**Work instructions:**
Give the total number of lines in the data below that include "JSON", and nothing else.

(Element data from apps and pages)
···

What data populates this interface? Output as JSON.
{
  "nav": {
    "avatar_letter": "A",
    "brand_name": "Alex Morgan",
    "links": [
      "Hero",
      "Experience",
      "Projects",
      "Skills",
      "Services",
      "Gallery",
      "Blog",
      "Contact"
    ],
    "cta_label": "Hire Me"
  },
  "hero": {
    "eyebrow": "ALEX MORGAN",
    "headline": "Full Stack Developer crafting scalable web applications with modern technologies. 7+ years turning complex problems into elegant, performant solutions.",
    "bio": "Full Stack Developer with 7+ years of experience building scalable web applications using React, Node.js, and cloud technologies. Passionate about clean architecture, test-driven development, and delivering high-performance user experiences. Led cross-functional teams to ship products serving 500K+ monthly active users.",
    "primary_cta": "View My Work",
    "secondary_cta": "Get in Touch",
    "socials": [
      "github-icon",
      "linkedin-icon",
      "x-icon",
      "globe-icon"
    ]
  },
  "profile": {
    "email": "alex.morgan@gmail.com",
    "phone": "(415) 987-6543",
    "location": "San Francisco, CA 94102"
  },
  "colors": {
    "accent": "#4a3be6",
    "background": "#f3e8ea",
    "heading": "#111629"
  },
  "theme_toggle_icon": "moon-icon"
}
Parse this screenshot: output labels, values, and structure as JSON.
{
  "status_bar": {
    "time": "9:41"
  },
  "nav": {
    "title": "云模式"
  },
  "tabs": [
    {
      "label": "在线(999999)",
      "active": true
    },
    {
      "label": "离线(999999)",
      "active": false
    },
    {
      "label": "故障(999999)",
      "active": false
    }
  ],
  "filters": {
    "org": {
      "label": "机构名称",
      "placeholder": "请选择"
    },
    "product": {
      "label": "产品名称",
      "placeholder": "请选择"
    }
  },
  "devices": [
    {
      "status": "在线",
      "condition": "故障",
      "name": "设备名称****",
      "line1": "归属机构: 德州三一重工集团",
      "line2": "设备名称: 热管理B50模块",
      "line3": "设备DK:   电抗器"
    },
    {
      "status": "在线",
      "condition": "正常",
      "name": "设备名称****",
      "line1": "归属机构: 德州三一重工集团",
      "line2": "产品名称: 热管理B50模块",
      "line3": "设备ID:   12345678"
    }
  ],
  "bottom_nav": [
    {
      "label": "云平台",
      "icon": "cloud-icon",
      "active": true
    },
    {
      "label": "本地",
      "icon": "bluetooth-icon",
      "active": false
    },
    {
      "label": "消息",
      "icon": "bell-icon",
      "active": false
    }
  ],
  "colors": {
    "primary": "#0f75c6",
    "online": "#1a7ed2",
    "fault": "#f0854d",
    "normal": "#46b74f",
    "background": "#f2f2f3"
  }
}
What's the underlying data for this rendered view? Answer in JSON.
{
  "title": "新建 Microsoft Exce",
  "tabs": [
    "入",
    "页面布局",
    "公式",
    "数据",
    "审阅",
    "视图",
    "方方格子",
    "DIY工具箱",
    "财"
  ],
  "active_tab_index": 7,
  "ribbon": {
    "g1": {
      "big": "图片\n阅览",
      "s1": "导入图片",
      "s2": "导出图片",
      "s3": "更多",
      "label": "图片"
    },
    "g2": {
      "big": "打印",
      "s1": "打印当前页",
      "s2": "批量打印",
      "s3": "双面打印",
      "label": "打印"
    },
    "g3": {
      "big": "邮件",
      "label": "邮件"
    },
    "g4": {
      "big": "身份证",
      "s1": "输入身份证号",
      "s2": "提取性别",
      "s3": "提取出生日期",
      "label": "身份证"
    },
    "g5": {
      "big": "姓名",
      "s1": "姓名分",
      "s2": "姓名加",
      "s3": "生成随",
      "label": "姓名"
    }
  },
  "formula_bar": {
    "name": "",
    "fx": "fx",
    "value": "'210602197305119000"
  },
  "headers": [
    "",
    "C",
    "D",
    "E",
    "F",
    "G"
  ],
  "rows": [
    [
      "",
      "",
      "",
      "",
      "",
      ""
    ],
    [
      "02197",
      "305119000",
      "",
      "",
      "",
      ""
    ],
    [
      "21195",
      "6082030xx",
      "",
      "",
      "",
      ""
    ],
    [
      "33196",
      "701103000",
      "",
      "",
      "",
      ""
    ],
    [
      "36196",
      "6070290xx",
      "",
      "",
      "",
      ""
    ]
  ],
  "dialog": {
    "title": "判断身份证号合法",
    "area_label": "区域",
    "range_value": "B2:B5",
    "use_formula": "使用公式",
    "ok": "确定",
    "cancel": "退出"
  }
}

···

**Task answer:**
3